What are these port 0 downlink messages?

I’m sure for the right person this is an incredibly obvious question, but I haven’t been able to easily find an answer (or maybe I don’t know the right keywords).

Question: What are these port 0 downlink messages I am seeing in response to my Feather M0 LORA’s uplink messages?

image

Is this OK? I’m not attempting to do acks or anything like that, as I would like to reserve bandwidth and battery life + follow best practices for a dense LORAWAN network.

Thoughts?

Thanks so much!

1 Like

I believe these are related to the network server sending the end device adaptive rate messages.

2 Likes

Oh interesting! That would make sense why they only sometimes occur. There is no metadata btw:

image

1 Like

If you happen to have access to the gateway’s Traffic page in TTN Console, then you can also see the full LoRaWAN packet. When decoding that you might see some MAC commands in FOpts then, which you could try to decipher, like shown in LMIC Library Always Does Unwanted Downlink (AU915-928) and ADR problems - node of the same type have different ADR behaviour (EU868).

You might also run into FCtrl being hexadecimal 0xA0, or binary 0b10100000, which along with:

FCtrl for downlink

…actually indicates it’s indeed an ACK, but also that there are zero bytes in FOpts.

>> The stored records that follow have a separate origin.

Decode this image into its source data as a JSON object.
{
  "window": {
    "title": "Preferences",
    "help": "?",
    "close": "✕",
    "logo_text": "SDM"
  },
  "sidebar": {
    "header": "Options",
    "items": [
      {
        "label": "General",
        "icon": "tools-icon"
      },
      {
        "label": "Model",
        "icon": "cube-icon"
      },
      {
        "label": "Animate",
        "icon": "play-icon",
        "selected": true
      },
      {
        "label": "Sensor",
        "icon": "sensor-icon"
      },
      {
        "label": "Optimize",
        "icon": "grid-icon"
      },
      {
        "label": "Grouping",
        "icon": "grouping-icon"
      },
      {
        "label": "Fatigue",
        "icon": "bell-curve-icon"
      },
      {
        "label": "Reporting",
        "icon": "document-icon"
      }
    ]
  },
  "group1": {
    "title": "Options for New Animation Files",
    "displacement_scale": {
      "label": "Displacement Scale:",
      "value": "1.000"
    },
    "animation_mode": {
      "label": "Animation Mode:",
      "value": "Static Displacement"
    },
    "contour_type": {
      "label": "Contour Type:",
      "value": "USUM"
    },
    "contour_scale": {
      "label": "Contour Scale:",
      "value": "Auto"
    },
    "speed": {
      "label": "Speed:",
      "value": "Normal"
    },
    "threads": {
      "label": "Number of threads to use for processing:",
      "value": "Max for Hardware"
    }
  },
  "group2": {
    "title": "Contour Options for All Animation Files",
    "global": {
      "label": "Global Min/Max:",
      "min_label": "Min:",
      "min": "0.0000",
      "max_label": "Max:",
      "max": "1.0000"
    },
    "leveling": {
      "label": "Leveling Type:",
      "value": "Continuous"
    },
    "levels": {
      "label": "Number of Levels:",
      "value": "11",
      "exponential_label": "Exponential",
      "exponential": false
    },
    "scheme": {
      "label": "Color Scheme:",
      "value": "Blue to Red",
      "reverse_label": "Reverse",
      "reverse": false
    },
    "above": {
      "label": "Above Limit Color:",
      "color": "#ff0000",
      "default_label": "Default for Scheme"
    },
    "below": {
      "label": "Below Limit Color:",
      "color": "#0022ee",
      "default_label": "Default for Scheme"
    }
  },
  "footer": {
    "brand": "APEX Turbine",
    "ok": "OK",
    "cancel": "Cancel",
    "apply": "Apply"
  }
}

So, that apparently indicates ADR does not require any changes on the device, as FOpts includes no MAC commands whatsoever.

The Trace part in the Traffic might show things like:

networkserver ttn-networkserver-eu set ack reason: adr-ack-req

adr-ack-req

…indicating the node indeed requested an ADR downlink by setting the ADRACKReq bit in the FCtrl of its last uplink:

FCtrl for uplink

(Also, clicking the preceding uplink in the gateway’s Traffic page sometimes shows some details in its Trace part, especially in case of errors.)

1 Like

Thank you so much for the thoughtful reply!! I can see a lot of learning in my near future.

Thanks again and take care.

1 Like

Hello @arjanvanb, I do have access to the gateway, and indeed I did see what you predicted
image

Would it be advisable for me to disable the ADRACKReq bit to save bandwidth/power, or would that be a potentially risky move? For my application the gateway and the nodes will remain stationary.

Thank you!

I already have called LMIC_setLinkCheckMode(false) after a join, and from the code it appears that would accomplish this?

void LMIC_setLinkCheckMode (bit_t enabled) {
    LMIC.adrChanged = 0;
    LMIC.adrAckReq = enabled ? LINK_CHECK_INIT : LINK_CHECK_OFF;
}

Still, the downlink messages persist.

1 Like

Interestingly too, with verbose logging, this is what the node reports when receiving that ack downlink. Not sure what the error means:

22618296: RXMODE_SINGLE, freq=926300000, SF=7, BW=500, CR=4/5, IH=0
22619621: process options (olen=0)
22619660: ??ack error ack=1 txCnt=0
22619701: decodeFrame txrxFlags 0x1 --> 21
22619750: Received downlink, window=RX1, port=-1, ack=1, txrxFlags=0x21

When running overnight, 8% of the traffic for a particular node is downlink ADR commands from the gateway, which seems like potentially a bit much, right?

Ah, I think your node is also confirming previous settings, by setting channel-mask-ack, date-rate-ack and power-ack too. Also, it seems to be issuing a LinkADR MAC command at the same time, and requesting ADR through the adr-ack-req.

I’ve not dived into the matter that deep. I see a lot of ADR as well for an LMIC node, but I know it’s using an old version of LMIC (I’m not even sure which library is best nowadays), and simply figured my node was not acknowledging the ADR in its next uplink. But I never investigated…

1 Like

@arjanvanb, FYI this behavior seems to be fixed by the latest commits to https://github.com/mcci-catena/arduino-lmic ! The downlink messages are happening far less often now.

1 Like

This topic was automatically closed 60 days after the last reply. New replies are no longer allowed.